*Task item*: This task calls for copying each line below that contains "data".

[[ Extracted information, beginning ]]

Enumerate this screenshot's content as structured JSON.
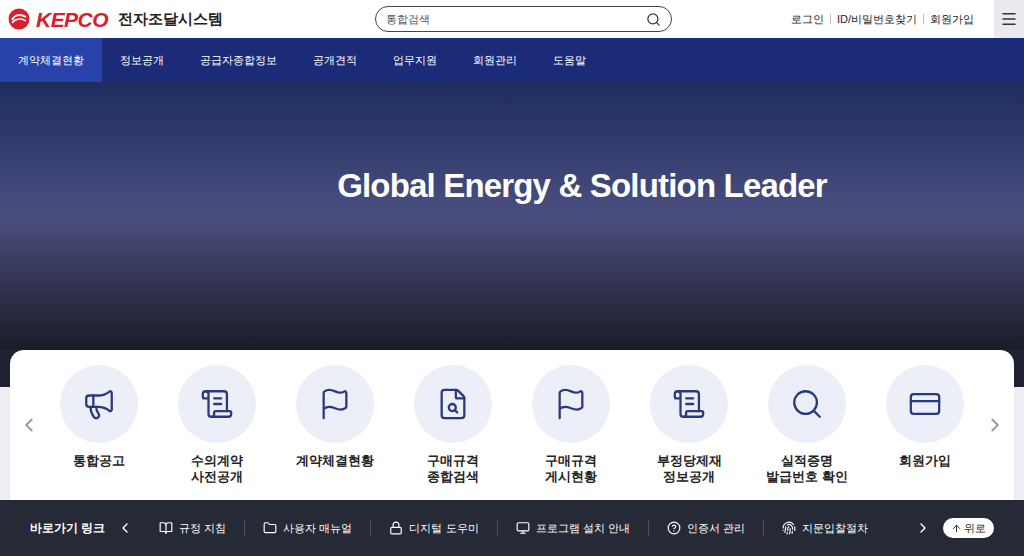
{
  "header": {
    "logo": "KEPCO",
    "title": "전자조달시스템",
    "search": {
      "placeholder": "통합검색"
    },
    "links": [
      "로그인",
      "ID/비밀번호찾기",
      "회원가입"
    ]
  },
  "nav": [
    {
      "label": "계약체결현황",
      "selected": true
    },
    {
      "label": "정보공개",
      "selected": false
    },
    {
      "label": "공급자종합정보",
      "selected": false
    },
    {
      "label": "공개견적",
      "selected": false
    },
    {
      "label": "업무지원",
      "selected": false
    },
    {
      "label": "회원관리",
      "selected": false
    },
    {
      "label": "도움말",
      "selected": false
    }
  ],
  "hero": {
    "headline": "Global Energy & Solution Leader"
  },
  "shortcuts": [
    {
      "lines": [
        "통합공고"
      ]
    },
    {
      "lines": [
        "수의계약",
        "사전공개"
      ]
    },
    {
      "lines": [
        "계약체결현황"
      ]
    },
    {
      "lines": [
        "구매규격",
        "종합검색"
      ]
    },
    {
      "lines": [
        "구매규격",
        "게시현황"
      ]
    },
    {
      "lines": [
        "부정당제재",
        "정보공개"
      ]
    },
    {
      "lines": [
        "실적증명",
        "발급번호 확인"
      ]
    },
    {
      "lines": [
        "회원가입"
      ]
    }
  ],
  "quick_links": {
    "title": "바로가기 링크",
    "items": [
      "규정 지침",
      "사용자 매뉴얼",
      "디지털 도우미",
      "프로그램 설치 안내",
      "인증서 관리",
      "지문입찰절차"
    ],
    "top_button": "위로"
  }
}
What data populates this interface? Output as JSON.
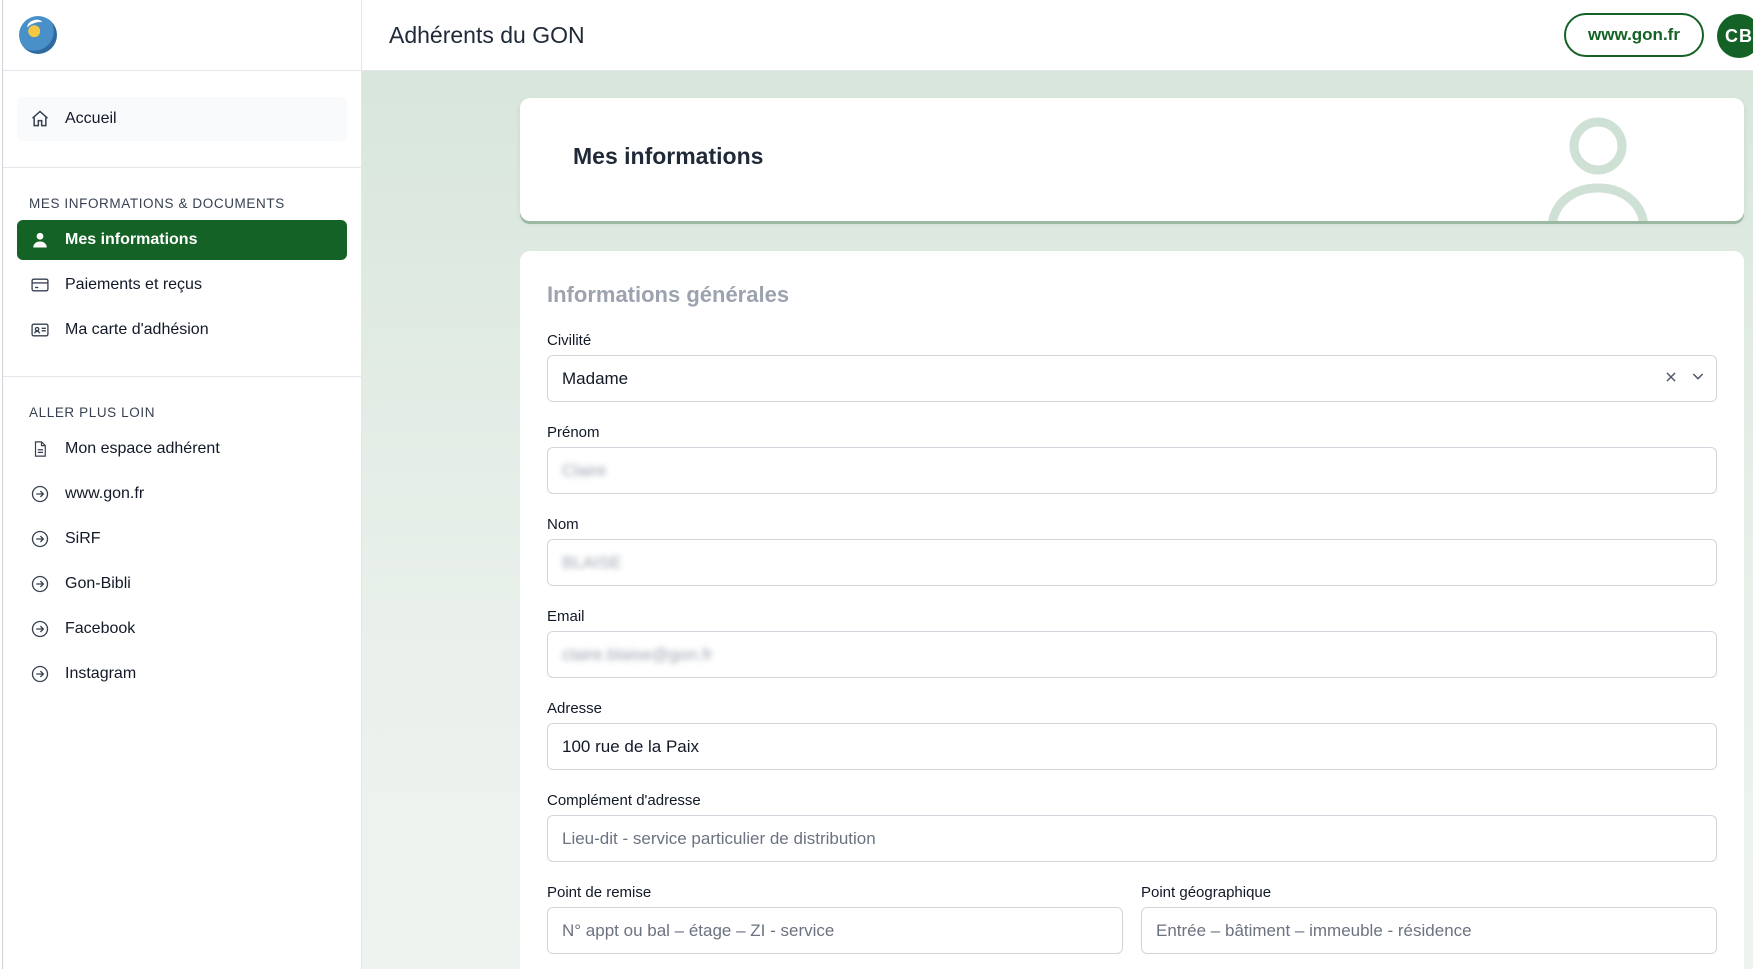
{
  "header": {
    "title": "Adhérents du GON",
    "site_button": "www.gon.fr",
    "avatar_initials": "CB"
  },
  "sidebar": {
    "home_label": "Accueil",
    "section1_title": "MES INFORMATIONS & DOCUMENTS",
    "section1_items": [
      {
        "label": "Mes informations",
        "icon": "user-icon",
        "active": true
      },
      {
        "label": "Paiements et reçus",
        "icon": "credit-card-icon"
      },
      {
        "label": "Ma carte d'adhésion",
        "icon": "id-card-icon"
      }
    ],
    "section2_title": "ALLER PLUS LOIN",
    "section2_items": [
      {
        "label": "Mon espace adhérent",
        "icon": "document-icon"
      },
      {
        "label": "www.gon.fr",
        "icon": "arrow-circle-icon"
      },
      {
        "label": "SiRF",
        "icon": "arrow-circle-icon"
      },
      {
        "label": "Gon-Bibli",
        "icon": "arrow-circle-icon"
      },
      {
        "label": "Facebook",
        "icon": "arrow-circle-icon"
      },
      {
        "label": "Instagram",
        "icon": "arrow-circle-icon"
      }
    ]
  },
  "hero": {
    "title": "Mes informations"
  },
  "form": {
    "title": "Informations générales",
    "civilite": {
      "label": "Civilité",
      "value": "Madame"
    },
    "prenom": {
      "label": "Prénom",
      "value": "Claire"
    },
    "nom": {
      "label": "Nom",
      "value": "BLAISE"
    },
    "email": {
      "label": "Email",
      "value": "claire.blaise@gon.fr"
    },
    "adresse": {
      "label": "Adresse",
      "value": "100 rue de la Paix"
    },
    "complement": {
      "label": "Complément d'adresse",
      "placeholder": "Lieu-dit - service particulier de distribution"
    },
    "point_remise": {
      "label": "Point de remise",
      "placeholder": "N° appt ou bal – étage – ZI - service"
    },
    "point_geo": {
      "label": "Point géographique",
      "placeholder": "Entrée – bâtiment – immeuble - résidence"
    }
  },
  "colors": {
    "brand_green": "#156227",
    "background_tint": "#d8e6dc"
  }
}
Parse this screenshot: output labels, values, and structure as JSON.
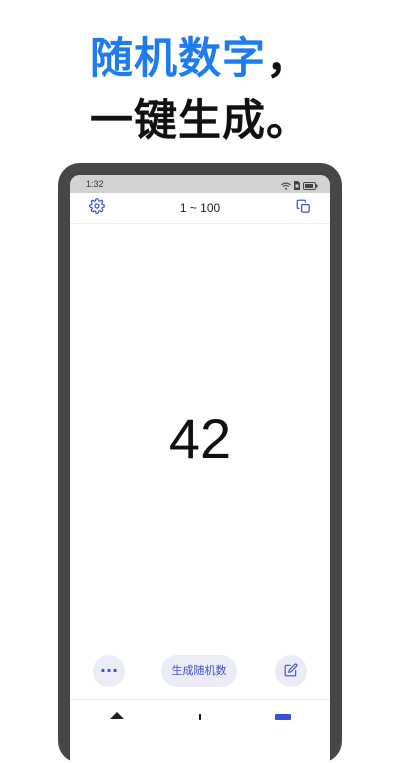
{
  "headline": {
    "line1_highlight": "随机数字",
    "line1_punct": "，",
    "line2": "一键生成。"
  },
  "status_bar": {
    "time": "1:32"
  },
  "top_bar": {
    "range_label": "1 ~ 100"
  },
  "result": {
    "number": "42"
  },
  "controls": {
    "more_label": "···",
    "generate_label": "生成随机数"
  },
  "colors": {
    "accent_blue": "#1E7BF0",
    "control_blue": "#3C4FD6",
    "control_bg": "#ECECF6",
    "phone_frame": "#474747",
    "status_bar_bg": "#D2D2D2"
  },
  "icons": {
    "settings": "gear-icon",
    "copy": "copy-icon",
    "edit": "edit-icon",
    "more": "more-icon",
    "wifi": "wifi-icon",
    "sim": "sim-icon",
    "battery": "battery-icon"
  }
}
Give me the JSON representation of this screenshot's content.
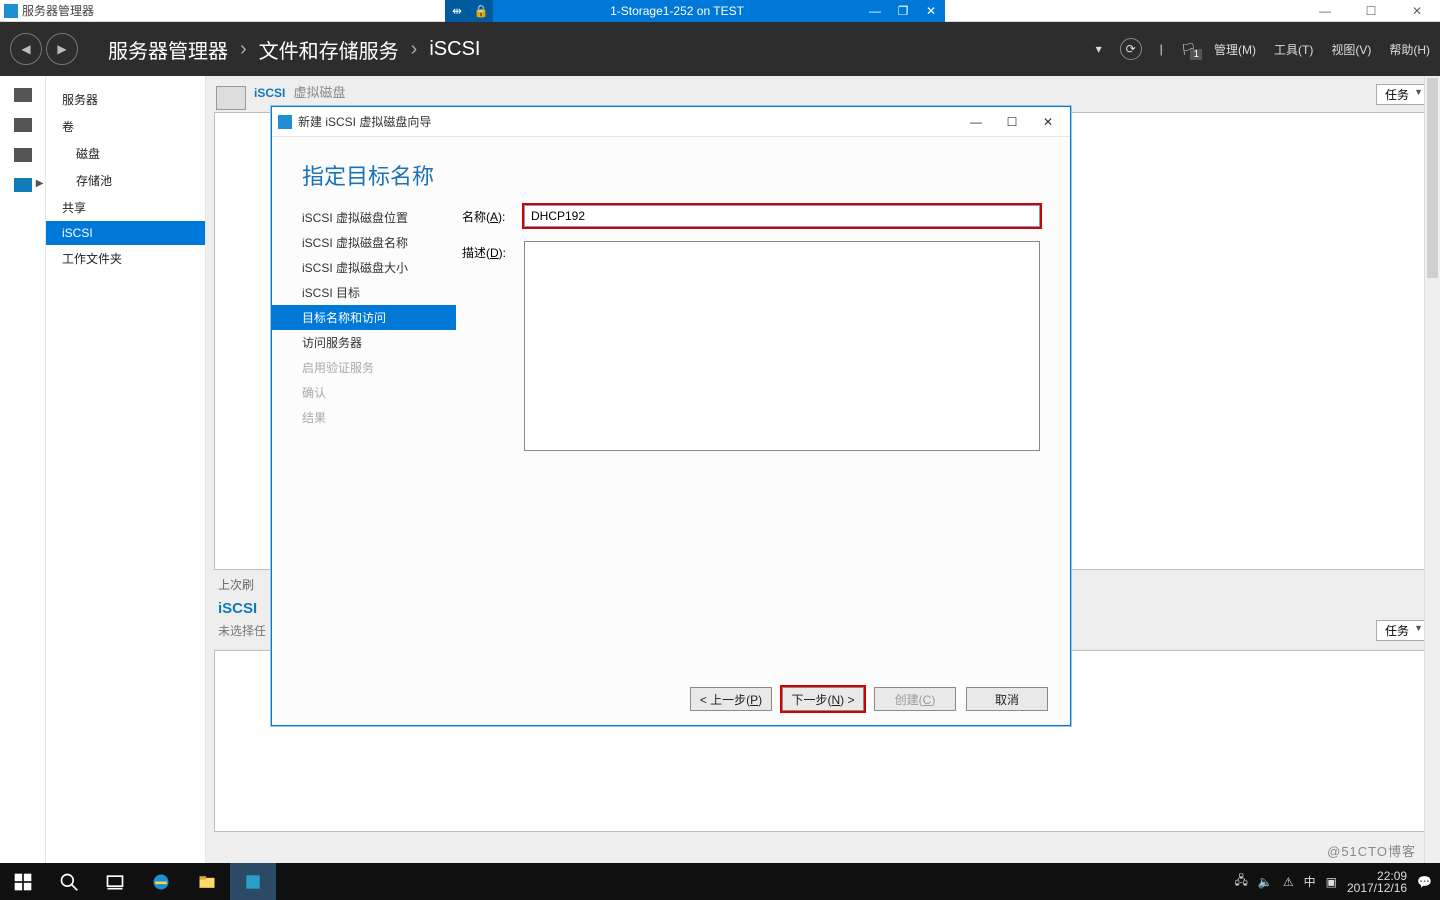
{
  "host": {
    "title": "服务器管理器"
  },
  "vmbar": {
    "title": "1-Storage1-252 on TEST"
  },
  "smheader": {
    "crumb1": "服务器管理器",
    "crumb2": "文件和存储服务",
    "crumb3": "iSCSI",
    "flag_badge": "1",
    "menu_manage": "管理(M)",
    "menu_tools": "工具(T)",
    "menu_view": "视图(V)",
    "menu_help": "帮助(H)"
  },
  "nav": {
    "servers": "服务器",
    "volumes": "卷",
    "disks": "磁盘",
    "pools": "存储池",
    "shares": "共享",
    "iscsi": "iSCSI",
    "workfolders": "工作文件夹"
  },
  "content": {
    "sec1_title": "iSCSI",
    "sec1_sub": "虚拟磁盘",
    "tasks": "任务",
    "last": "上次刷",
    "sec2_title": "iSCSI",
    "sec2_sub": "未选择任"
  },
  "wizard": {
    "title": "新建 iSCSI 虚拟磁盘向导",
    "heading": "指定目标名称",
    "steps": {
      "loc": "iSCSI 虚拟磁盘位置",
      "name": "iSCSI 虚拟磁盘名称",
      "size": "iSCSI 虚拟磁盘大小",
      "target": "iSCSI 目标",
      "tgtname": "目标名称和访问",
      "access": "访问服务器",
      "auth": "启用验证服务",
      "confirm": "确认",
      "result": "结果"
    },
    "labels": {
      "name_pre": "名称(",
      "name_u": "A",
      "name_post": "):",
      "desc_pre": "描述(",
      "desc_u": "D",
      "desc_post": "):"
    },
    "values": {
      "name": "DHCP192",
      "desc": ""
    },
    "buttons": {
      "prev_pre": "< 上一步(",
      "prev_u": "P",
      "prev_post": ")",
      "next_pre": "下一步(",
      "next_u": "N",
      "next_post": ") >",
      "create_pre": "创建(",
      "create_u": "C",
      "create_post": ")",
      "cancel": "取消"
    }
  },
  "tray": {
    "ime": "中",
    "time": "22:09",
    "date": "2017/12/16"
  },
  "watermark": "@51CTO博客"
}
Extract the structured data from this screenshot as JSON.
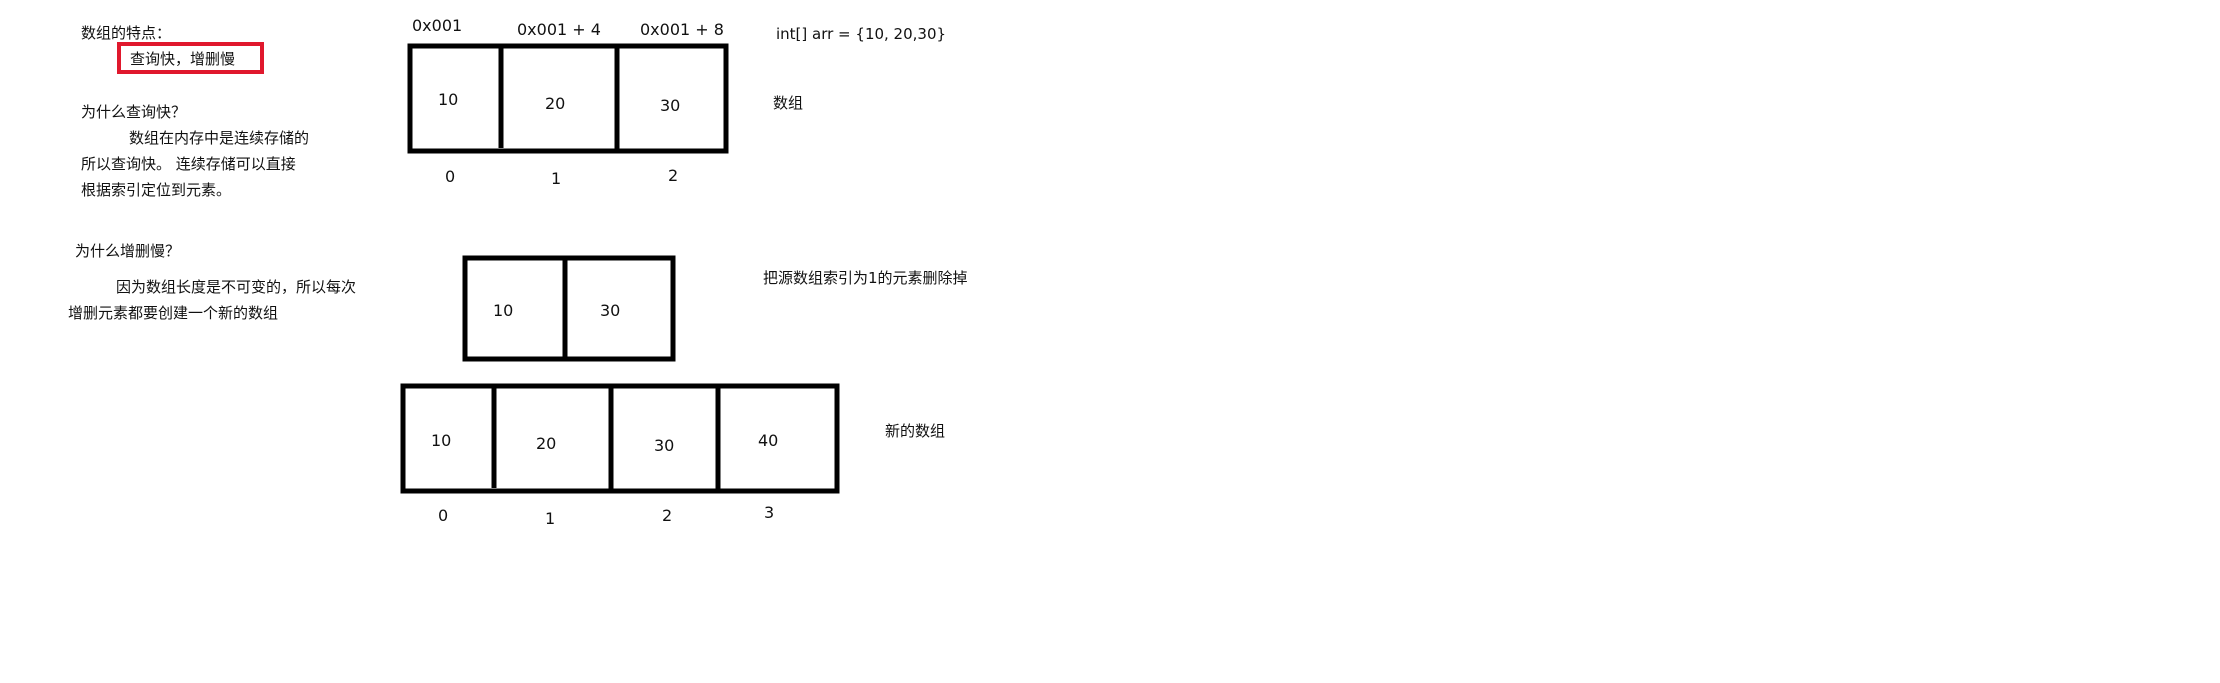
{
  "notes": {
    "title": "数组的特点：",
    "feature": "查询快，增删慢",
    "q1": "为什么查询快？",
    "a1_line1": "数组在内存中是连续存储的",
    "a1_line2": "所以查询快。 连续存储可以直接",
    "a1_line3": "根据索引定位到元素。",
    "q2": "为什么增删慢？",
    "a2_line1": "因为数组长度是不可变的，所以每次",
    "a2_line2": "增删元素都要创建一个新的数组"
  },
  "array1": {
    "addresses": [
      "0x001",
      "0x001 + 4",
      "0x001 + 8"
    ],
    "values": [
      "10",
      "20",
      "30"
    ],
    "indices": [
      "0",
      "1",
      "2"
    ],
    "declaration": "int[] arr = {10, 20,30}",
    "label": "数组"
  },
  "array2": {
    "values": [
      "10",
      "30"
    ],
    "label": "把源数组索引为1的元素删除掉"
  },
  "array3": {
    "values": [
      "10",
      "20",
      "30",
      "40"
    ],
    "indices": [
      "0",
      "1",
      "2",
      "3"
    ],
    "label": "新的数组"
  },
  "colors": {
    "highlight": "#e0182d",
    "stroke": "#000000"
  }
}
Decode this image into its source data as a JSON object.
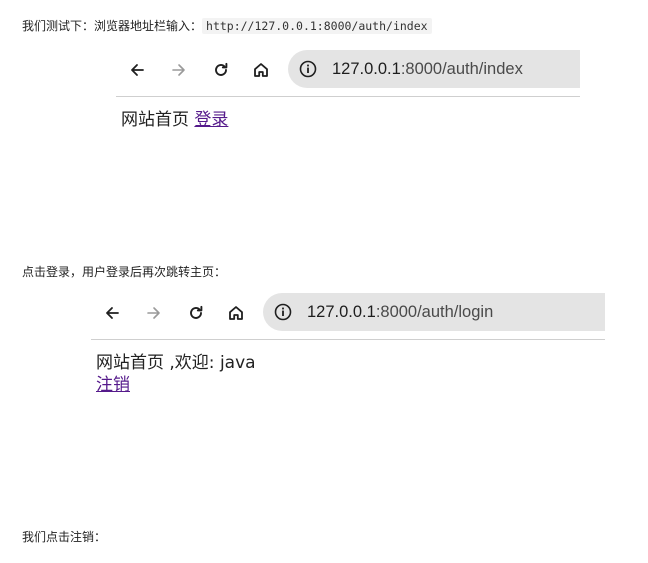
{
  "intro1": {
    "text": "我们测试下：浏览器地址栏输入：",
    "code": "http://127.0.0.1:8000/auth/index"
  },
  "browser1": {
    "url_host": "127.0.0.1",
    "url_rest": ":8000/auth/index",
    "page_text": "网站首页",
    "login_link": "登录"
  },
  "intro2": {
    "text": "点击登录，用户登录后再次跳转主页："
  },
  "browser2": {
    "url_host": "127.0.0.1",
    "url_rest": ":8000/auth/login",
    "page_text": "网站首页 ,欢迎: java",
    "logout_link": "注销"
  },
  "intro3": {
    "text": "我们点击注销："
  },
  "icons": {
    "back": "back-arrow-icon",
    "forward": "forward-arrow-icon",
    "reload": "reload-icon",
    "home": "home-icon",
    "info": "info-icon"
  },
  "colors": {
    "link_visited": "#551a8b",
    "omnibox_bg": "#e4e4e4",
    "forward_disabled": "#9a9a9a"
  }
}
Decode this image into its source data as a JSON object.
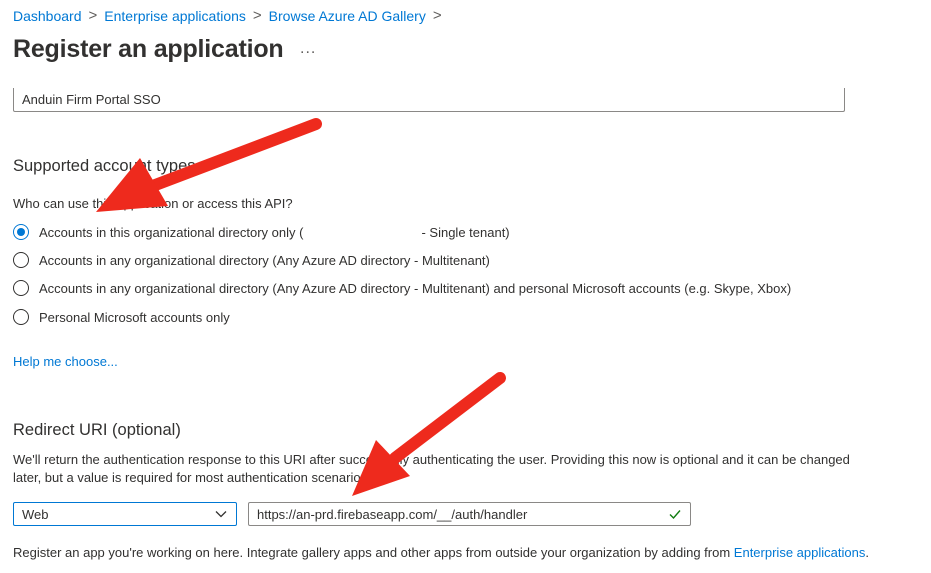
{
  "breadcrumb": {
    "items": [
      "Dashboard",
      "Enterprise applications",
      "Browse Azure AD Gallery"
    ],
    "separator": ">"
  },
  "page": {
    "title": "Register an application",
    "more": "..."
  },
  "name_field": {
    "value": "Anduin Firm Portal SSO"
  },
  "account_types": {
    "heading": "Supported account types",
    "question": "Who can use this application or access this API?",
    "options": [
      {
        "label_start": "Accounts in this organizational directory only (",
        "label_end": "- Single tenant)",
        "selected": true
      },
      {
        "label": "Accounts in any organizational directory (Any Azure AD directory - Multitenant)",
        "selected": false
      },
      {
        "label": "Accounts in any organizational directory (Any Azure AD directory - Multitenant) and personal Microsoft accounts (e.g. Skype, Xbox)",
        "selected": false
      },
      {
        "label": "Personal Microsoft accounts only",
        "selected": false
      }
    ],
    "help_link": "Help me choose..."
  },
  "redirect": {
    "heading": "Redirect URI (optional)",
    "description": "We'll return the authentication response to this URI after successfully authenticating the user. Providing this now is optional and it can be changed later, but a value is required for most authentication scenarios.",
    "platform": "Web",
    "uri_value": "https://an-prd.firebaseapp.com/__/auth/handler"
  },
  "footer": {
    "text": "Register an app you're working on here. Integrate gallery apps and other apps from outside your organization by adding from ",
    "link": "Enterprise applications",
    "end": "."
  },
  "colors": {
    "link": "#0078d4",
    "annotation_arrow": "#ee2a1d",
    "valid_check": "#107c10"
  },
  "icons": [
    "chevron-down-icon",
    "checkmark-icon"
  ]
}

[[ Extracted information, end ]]

*Answer space*:
What data populates this interface? Output as JSON.
Extract the structured data from this screenshot as JSON.
Decode this image into its source data as a JSON object.
Decode this image into its source data as a JSON object.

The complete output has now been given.